● **Try it**: Search the records for the word "bitmoji" and report each line that has it.

-------- Given data --------

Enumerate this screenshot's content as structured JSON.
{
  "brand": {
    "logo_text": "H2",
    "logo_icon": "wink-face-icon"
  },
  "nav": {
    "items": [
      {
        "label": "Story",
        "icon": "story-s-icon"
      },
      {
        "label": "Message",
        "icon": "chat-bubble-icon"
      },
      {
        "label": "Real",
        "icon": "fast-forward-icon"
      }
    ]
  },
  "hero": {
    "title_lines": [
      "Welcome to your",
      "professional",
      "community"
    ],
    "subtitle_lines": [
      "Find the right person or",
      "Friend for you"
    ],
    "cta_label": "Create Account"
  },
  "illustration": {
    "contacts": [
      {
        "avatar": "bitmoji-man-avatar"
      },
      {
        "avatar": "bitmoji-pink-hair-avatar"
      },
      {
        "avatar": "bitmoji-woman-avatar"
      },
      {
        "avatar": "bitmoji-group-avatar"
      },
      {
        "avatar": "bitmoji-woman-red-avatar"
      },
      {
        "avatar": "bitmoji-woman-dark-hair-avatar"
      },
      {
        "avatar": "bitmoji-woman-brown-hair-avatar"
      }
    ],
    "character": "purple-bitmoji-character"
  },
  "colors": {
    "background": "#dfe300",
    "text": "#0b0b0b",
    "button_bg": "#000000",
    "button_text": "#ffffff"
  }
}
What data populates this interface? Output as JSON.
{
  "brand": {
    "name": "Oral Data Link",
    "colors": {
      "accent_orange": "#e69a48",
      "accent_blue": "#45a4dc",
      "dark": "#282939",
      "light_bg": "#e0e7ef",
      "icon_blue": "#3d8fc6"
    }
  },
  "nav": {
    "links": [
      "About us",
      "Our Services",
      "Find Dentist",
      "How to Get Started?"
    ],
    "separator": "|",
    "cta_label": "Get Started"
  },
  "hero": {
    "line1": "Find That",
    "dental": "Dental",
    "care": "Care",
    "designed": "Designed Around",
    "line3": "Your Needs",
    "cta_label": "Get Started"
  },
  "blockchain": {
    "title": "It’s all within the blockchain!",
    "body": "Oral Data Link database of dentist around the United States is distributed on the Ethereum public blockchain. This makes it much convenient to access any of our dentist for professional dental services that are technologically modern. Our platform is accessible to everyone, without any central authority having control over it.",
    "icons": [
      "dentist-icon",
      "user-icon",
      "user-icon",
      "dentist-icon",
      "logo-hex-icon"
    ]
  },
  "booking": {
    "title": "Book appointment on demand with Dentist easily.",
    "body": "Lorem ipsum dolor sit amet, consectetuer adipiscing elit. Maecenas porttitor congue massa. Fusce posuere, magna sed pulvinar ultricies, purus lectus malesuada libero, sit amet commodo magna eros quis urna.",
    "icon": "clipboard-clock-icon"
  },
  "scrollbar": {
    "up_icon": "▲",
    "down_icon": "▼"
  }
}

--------

● **Answer space**:
        "avatar": "bitmoji-man-avatar"
        "avatar": "bitmoji-pink-hair-avatar"
        "avatar": "bitmoji-woman-avatar"
        "avatar": "bitmoji-group-avatar"
        "avatar": "bitmoji-woman-red-avatar"
        "avatar": "bitmoji-woman-dark-hair-avatar"
        "avatar": "bitmoji-woman-brown-hair-avatar"
    "character": "purple-bitmoji-character"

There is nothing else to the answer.